But I guess the point is that, there are some inventions like the zoetrope that are limited not by the technology of the time, but by the imaginative world that needs to be in place for that to happen. That, the 20th... The 19th century was beginning to think about the – in relatively primitive terms, but enough – about the quantisation of the universe, that the universe might be made up of bits. At that time, we were just beginning to discover – this is in the 1830s, when the zoetrope was invented – we were beginning to discover that there were such things as atoms and molecules, and that nature was discontinuous, made out of bits. Since then, we've really begun to discover how quantised the universe is, but this was the beginning of it. And in some way, you need to be able to think about the chopping up of reality to even begin to conceive of the zoetrope.

So there is that. On the other hand, there are things that you might call... Just as we call that 'the Egyptian zoetrope', you might also talk about the Aztec wheel, because the Aztec civilization in Mexico did invent the wheel, but they never put it to use. It was kept as a toy for children. And you would have a sculpture of a little llama or something with wheels for feet, and you could move it around. But the idea of building a cart and putting wheels on the cart to transport this material over long distances didn't fit within the world of the Aztecs, because I don't know why. They weren't capable of thinking of that. Or, 'We had always dragged things, and we had plenty of people to do the dragging, so why do we need wheels? This is fine.'

The point is that, there is a kind of an imprecise alignment of inventions that are ahead of their time and inventions that are before their time. And so I'm thinking, what is it that... We know that film was not invented then in 18... In 1794, but would we have known what to do with it if it were invented? Let's say that it was invented, maybe it would be like the Aztec wheel, we just wouldn't know... Kind of, how do we... what do we do with this? Because we weren't yet sensitive to the quantisation of nature. I don't know. Something.

Born in 1943 in New York City, Murch graduated from the University of Southern California's School of Cinema-Television. His career stretches back to 1969 and includes work on Apocalypse Now, The Godfather I, II, and III, American Graffiti, The Conversation, and The English Patient. He has been referred to as 'the most respected film editor and sound designer in modern cinema.' In a career that spans over 40 years, Murch is perhaps best known for his collaborations with Francis Ford Coppola, beginning in 1969 with The Rain People. After working with George Lucas on THX 1138 (1971), which he co-wrote, and American Graffiti (1973), Murch returned to Coppola in 1974 for The Conversation, resulting in his first Academy Award nomination. Murch's pioneering achievements were acknowledged by Coppola in his follow-up film, the 1979 Palme d'Or winner Apocalypse Now, for which Murch was granted, in what is seen as a film-history first, the screen credit 'Sound Designer.' Murch has been nominated for nine Academy Awards and has won three, for best sound on Apocalypse Now (for which he and his collaborators devised the now-standard 5.1 sound format), and achieving an unprecedented double when he won both Best Film Editing and Best Sound for his work on The English Patient. Murch’s contributions to film reconstruction include 2001's Apocalypse Now: Redux and the 1998 re-edit of Orson Welles's Touch of Evil. He is also the director and co-writer of Return to Oz (1985). In 1995, Murch published a book on film editing, In the Blink of an Eye: A Perspective on Film Editing, in which he urges editors to prioritise emotion.
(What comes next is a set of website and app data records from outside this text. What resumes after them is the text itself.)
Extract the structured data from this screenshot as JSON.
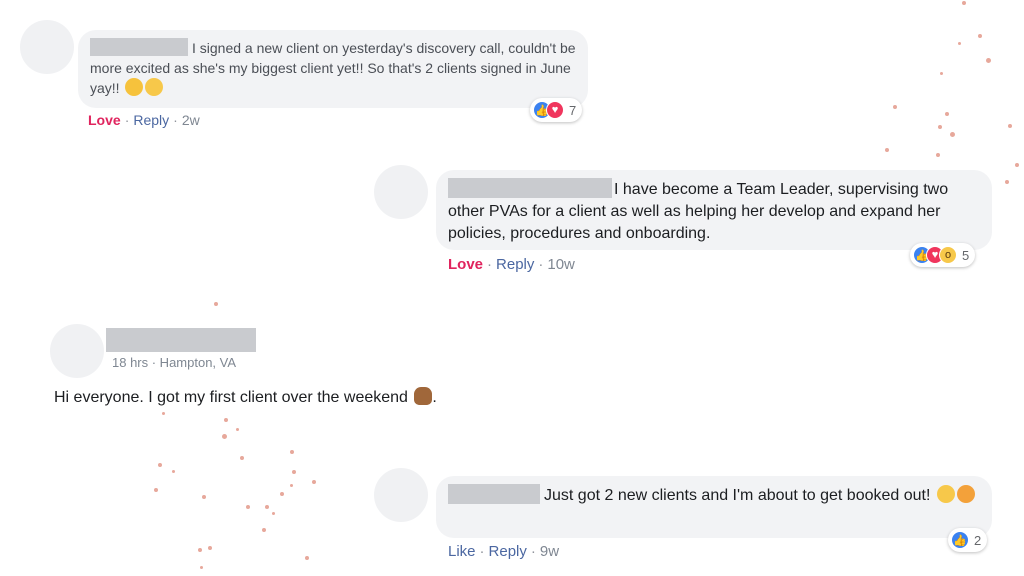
{
  "comments": [
    {
      "text": "I signed a new client on yesterday's discovery call, couldn't be more excited as she's my biggest client yet!! So that's 2 clients signed in June yay!!",
      "emoji": [
        "party-face-emoji",
        "grinning-face-emoji"
      ],
      "reactions": {
        "icons": [
          "like",
          "love"
        ],
        "count": "7"
      },
      "action_primary": "Love",
      "reply": "Reply",
      "time": "2w"
    },
    {
      "text": "I have become a Team Leader, supervising two other PVAs for a client as well as helping her develop and expand her policies, procedures and onboarding.",
      "reactions": {
        "icons": [
          "like",
          "love",
          "wow"
        ],
        "count": "5"
      },
      "action_primary": "Love",
      "reply": "Reply",
      "time": "10w"
    },
    {
      "text": "Just got 2 new clients and I'm about to get booked out!",
      "emoji": [
        "grinning-face-emoji",
        "smiling-hearts-emoji"
      ],
      "reactions": {
        "icons": [
          "like"
        ],
        "count": "2"
      },
      "action_primary": "Like",
      "reply": "Reply",
      "time": "9w"
    }
  ],
  "post": {
    "meta": "18 hrs · Hampton, VA",
    "text": "Hi everyone. I got my first client over the weekend",
    "emoji": "raised-hands-emoji",
    "end_punct": "."
  },
  "colors": {
    "love_text": "#e0245e",
    "link_text": "#4b67a1",
    "bubble_bg": "#f2f3f5",
    "dots": "#e7a89b"
  }
}
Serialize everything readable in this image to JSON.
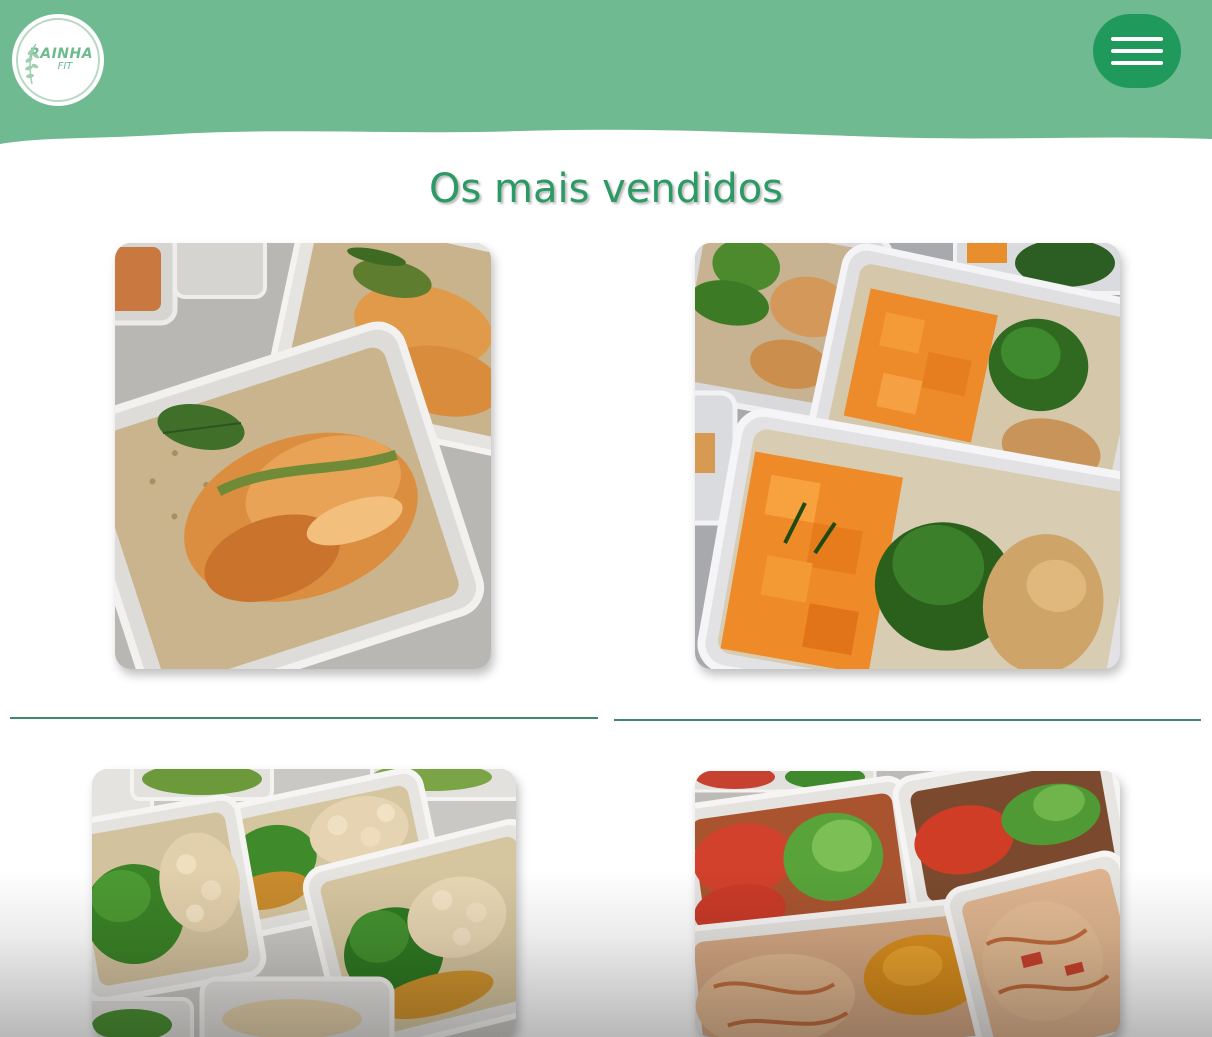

Listeners: Christopher Sykes

Christopher Sykes is an independent documentary producer who has made a number of films about science and scientists for BBC TV, Channel Four, and PBS.

Tags: zoetrope, film, invention, slits, papyrus, Aztec, civilisation, Egypt, wheel

Duration: 5 minutes, 11 seconds

Date story recorded: April 2016

Date story went live: 29 March 2017